Page and application data records
--

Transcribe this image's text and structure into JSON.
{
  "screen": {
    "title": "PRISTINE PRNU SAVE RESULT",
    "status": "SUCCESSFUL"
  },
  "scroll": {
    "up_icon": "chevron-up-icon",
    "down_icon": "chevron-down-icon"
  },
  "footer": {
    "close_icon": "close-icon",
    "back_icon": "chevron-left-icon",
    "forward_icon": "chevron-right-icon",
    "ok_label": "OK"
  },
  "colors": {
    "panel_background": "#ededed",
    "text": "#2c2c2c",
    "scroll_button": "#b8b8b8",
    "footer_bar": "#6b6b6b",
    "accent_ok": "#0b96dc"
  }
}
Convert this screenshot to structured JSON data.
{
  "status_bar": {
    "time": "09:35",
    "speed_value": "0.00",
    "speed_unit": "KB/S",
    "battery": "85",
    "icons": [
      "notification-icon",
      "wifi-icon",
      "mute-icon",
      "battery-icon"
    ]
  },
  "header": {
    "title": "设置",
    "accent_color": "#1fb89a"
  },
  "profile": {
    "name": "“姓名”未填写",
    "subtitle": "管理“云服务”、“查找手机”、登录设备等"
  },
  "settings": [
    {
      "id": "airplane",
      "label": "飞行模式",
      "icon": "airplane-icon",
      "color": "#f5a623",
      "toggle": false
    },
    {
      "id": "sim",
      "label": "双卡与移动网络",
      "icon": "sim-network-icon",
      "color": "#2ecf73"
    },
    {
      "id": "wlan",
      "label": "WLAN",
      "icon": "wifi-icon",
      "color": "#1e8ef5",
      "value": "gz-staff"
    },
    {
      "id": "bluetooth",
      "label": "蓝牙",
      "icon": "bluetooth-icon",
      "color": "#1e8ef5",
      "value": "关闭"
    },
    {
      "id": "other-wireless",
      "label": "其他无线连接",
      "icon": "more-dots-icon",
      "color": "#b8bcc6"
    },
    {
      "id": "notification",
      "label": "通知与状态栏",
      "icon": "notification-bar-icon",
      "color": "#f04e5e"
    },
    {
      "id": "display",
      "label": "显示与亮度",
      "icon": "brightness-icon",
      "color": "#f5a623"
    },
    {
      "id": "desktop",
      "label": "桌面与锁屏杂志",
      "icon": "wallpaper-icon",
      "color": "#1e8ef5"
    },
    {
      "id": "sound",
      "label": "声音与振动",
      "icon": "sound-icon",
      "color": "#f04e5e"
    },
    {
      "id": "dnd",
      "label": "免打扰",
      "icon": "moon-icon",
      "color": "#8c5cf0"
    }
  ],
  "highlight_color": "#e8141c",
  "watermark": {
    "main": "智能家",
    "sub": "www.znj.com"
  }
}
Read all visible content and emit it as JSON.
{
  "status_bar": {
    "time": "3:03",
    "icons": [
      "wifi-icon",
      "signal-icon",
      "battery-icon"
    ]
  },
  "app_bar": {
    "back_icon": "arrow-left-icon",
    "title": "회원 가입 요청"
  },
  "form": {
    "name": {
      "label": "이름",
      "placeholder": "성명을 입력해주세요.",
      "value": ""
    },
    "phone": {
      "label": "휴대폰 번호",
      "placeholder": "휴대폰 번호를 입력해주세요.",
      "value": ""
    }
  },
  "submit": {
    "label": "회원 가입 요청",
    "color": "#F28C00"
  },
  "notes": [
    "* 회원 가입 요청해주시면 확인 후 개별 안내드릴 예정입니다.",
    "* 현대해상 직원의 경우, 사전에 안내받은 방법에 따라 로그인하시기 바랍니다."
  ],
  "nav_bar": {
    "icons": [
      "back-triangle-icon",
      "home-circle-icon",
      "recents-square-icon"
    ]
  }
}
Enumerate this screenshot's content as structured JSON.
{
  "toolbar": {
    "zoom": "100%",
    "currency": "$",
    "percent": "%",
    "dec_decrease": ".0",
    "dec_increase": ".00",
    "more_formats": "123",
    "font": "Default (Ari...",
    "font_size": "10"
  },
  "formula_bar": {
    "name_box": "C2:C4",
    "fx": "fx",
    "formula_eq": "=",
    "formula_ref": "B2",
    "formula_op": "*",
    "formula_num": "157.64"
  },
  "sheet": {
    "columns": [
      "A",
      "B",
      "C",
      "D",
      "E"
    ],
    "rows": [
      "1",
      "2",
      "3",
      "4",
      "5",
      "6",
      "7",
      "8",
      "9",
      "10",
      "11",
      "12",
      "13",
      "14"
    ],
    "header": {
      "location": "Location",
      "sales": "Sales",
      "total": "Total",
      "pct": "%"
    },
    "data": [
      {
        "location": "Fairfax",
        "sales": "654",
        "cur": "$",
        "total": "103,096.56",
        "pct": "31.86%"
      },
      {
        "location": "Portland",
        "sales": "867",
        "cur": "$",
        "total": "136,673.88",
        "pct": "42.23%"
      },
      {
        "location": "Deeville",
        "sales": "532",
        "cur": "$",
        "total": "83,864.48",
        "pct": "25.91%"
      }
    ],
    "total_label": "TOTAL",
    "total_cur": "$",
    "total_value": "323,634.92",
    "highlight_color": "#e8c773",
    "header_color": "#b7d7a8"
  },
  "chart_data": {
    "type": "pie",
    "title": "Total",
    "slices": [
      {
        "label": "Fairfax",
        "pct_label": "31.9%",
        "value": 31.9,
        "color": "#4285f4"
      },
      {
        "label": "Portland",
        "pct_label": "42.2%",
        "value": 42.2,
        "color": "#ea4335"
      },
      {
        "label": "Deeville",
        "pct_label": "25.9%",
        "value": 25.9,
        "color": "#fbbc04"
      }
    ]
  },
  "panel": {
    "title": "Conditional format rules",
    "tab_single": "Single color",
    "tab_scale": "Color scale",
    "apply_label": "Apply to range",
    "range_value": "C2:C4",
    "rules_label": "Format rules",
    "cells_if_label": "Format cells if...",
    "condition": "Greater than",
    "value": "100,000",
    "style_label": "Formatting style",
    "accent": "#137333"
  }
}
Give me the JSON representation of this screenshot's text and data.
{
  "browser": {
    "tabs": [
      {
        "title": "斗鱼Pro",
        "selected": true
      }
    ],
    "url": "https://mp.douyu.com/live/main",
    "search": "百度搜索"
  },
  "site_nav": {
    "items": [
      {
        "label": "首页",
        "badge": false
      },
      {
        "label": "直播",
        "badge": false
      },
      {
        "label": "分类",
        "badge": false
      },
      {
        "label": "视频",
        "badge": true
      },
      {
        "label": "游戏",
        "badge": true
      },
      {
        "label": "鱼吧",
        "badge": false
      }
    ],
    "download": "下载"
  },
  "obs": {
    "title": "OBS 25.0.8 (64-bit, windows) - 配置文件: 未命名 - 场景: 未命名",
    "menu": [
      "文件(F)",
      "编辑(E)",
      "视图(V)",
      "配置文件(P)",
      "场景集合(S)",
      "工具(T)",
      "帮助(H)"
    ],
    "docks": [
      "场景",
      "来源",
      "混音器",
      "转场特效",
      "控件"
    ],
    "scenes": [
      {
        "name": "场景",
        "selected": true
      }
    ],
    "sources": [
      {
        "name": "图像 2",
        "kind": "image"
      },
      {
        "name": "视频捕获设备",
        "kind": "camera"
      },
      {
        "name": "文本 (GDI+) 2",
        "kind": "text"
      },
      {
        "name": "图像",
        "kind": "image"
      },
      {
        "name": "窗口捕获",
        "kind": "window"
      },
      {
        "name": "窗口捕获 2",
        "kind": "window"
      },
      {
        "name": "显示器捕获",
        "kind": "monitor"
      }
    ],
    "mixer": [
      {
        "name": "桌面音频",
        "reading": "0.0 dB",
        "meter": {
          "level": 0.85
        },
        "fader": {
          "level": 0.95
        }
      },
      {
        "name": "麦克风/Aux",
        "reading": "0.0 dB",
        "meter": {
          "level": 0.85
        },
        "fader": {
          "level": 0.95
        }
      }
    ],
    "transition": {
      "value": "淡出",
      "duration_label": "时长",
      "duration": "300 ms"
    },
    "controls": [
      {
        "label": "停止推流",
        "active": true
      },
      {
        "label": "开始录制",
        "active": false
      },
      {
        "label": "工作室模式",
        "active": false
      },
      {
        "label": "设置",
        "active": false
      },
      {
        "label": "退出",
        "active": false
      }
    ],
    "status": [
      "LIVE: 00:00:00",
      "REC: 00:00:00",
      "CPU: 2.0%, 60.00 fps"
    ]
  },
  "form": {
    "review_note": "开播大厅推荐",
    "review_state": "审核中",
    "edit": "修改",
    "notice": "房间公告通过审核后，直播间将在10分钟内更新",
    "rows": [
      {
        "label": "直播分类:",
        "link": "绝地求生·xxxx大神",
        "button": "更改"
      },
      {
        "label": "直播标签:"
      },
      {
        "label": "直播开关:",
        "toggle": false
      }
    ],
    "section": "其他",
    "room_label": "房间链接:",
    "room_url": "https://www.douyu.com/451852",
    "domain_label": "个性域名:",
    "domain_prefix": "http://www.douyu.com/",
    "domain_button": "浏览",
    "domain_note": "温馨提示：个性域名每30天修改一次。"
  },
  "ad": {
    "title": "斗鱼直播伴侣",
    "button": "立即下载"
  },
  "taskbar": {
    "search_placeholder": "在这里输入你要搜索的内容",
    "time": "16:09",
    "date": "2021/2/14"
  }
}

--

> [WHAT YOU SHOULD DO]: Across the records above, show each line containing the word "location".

> [EXPECTED ANSWER]:
      "location": "Location",
        "location": "Fairfax",
        "location": "Portland",
        "location": "Deeville",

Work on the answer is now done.